_Task requirements_:
Pull every line of the entries that has the word "Format".

_Records provided_:
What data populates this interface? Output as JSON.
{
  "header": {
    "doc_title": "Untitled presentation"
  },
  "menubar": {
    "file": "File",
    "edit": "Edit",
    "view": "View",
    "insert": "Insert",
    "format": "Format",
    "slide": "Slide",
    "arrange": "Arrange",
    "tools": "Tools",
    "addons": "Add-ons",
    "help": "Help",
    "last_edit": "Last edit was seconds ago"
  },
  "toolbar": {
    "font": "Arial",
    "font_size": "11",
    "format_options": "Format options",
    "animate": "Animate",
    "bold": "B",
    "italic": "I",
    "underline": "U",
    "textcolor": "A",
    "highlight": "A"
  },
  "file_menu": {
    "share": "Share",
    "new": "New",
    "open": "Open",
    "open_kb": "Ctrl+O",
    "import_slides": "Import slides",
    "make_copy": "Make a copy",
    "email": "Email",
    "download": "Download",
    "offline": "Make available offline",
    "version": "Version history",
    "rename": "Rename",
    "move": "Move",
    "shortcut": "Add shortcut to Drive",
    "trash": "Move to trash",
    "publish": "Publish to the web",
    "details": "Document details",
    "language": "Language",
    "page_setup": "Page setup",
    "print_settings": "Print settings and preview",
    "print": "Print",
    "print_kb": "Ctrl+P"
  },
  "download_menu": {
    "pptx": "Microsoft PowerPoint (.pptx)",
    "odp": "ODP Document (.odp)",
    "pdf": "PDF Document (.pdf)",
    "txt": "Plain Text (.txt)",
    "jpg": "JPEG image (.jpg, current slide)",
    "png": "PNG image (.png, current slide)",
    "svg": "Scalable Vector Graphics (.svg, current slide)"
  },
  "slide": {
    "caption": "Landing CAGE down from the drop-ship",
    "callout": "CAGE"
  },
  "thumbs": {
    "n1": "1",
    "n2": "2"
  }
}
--
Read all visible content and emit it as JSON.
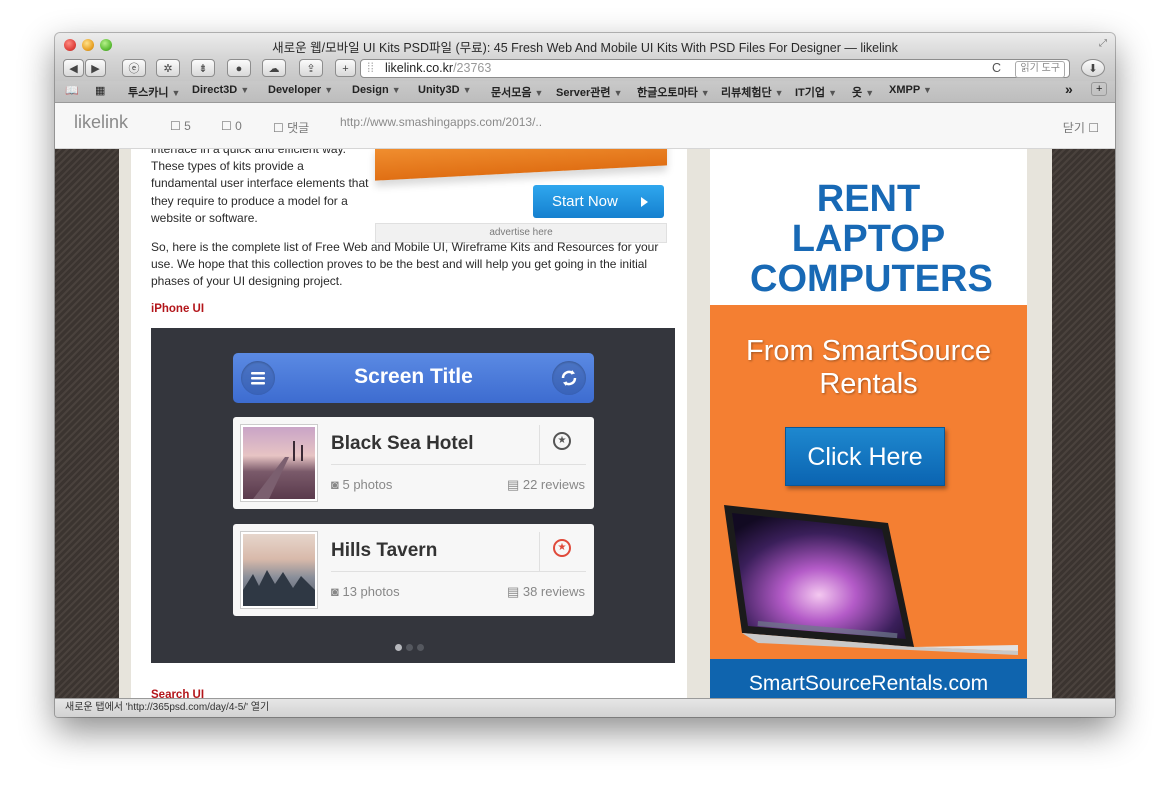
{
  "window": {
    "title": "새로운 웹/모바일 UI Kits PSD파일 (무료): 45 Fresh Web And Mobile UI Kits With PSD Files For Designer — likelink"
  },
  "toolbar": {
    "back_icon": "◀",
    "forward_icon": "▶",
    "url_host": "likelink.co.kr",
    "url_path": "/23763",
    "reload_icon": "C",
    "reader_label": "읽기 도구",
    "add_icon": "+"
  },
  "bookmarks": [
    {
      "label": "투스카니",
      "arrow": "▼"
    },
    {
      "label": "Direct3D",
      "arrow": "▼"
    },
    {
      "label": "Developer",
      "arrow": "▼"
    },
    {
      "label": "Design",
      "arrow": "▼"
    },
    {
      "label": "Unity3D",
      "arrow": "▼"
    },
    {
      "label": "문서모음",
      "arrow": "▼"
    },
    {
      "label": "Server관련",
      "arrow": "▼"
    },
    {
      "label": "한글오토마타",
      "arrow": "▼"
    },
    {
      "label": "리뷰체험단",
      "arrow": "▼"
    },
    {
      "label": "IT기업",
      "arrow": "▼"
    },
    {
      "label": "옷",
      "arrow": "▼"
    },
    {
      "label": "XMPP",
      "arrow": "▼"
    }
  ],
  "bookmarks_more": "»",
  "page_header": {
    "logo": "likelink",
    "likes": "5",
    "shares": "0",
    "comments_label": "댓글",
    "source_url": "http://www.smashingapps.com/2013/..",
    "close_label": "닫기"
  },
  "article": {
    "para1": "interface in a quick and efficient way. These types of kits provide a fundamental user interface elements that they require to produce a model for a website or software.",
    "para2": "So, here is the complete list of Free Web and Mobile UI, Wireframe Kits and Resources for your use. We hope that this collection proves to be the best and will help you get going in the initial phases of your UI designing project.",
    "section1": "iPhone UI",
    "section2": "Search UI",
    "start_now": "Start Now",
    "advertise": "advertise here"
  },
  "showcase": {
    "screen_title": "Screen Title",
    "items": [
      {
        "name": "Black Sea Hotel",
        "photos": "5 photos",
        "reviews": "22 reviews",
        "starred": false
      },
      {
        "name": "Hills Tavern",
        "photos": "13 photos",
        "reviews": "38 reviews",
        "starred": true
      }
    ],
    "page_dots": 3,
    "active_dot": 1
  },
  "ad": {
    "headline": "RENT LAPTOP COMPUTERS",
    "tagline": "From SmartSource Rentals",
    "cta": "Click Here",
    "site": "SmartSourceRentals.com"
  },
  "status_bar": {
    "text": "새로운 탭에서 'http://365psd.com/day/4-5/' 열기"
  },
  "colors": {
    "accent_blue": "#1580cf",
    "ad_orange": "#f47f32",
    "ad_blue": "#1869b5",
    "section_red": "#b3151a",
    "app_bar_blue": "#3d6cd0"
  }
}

_Written reply_:
    "format": "Format",
    "format_options": "Format options",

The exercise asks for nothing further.